The Norwegian Defence Materiel Agency (Forsvarsmateriell-FMA) in February conducted the first in-flight test release of a Joint Strike Missile (JSM) from the F-35A CTOL (Conventional Take-Off and Landing) Lightning II multirole stealth fighter over Edwards Air Force Base, California. The first phases of the JSM integration work are contracted directly with US authorities. The program started in 2020, and was carried out with drop from aircraft parked on the ground, and down into a foam mug encoder. This is an aircraft with a number of sensors for speed, movement, and vibrations, as well as recording of the data bus traffic in the aircraft and communication to the weapon. The last launch in February was the first to be carried out airborne.
The test in association with Kongsberg Defense & Aerospace (KDA), the Norwegian Defence Research Establishment (FFI) and the US Department of Defense F-35 Joint Program Offi, which was conducted using an instrumented JSM weapon integrated with the US Air Force (USAF) 412th Test Wing F-35A AF-01 instrumented test platform, was part of an ongoing programme to verify the integration and safe release of the weapon system from the Lightning II. The JSM is being developed by Norwegian company Kongsberg Defense & Aerospace (KDA). This test launch took place as part of the JSM integration program into the F-35 fighter and is carried out in close cooperation with the F-35 Joint Program Office and US authorities. The JSM, JSOW-ER and AARGM-ER are set to become the internal bay compliant Stand-Off weapon options on Blk 4 F-35A and C variants.

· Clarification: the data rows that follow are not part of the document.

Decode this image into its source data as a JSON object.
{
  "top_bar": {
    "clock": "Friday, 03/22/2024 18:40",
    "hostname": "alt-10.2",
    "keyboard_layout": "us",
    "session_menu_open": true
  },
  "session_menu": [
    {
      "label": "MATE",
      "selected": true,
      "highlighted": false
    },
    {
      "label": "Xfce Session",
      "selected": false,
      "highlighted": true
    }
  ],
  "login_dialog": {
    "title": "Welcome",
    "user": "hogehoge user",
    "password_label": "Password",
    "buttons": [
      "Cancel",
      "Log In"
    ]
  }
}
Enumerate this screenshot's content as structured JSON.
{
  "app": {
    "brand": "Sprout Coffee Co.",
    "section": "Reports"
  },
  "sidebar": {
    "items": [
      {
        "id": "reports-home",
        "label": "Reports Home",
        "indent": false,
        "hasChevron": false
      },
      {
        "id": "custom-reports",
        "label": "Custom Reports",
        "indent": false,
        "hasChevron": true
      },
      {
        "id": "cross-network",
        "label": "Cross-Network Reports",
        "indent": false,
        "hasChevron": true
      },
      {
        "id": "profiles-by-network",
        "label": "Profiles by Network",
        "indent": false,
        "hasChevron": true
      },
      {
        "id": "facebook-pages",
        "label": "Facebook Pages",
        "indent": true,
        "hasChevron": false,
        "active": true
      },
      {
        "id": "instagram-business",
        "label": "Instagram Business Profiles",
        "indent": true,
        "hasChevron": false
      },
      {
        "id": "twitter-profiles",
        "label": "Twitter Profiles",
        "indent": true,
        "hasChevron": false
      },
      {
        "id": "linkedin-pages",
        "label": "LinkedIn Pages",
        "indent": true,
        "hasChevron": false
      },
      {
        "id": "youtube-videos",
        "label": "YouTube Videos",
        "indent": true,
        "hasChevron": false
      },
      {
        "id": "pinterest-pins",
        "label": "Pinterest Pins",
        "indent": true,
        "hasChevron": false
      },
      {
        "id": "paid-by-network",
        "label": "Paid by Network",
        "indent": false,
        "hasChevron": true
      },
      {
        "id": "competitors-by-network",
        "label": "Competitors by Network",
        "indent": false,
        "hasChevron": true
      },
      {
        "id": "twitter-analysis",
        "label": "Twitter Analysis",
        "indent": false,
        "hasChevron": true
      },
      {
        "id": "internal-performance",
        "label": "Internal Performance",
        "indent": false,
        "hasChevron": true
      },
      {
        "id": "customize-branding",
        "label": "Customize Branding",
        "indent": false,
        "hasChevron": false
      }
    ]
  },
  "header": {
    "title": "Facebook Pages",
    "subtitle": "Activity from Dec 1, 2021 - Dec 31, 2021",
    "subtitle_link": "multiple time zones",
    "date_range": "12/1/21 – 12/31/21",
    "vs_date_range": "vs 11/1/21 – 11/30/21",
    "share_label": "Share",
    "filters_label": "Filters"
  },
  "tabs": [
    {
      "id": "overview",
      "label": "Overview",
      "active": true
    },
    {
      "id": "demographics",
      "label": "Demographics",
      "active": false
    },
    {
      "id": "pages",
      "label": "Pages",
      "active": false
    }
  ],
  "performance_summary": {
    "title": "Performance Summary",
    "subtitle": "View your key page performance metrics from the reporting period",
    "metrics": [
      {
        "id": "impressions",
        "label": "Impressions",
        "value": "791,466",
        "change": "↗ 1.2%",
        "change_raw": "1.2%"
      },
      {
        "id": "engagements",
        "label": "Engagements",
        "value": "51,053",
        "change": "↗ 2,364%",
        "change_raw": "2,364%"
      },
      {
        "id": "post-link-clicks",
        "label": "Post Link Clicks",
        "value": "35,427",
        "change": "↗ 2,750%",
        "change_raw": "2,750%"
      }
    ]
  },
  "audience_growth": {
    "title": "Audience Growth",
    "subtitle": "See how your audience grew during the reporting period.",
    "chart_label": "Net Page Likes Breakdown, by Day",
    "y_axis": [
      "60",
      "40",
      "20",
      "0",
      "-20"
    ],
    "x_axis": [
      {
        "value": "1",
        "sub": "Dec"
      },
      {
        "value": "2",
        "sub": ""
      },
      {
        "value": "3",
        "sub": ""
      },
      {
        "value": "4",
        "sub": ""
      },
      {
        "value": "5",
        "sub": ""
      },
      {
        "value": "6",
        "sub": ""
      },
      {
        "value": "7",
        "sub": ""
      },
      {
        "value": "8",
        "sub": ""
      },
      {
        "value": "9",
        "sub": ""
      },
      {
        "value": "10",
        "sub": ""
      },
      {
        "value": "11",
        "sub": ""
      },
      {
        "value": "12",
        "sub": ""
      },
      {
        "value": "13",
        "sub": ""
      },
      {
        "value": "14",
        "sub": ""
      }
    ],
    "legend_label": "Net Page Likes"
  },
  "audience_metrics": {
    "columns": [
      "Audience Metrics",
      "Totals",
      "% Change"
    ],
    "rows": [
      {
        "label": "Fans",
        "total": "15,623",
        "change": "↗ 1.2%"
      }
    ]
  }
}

The Joint Strike Missile (JSM) is a fifth-generation, long-range, precision-guided, stand-off missile system designed by Kongsberg Defence Systems and being developed for the Norwegian armed forces. The JSM is based on the well-proven and modern technology of Naval Strike Missile (NSM). The Joint Strike Missile and will feature an option for ground strike and a two-way communications line, so that the missile can communicate with the central control room or other missiles in the air. This missile will be integrated with the Lockheed Martin F-35 Lightning II. Studies have shown that the F-35 would be able to carry two of these in its internal bays, while additional missiles could be carried externally. The JSM includes advanced mission planning system to exploit sea and land geography.
The Norwegian Defence Logistics Organization (NDLO) and Kongsberg signed a NOK1.1bn ($178.7m) contract for the third phase development and integration of the JSM with the F-35 Lightning II Joint Strike Fighter (JSF) aircraft in July 2014. Raytheon Missiles & Defense and Norwegian defense company Kongsberg Defence Aerospace are developing JSM for the F-35 Joint Strike Fighter. The development of the JSM was completed in mid-2018 after a series of successful validation tests, whereas the integration of JSM on the F-35 fighter aircraft is expected to be concluded during 2022-2024. Norway’s Ministry of Defense successfully test-fired the weapon from an F-16 Fighting Falcon in 2018. The full-scale production of the JSM is expected to generate more than 450 jobs.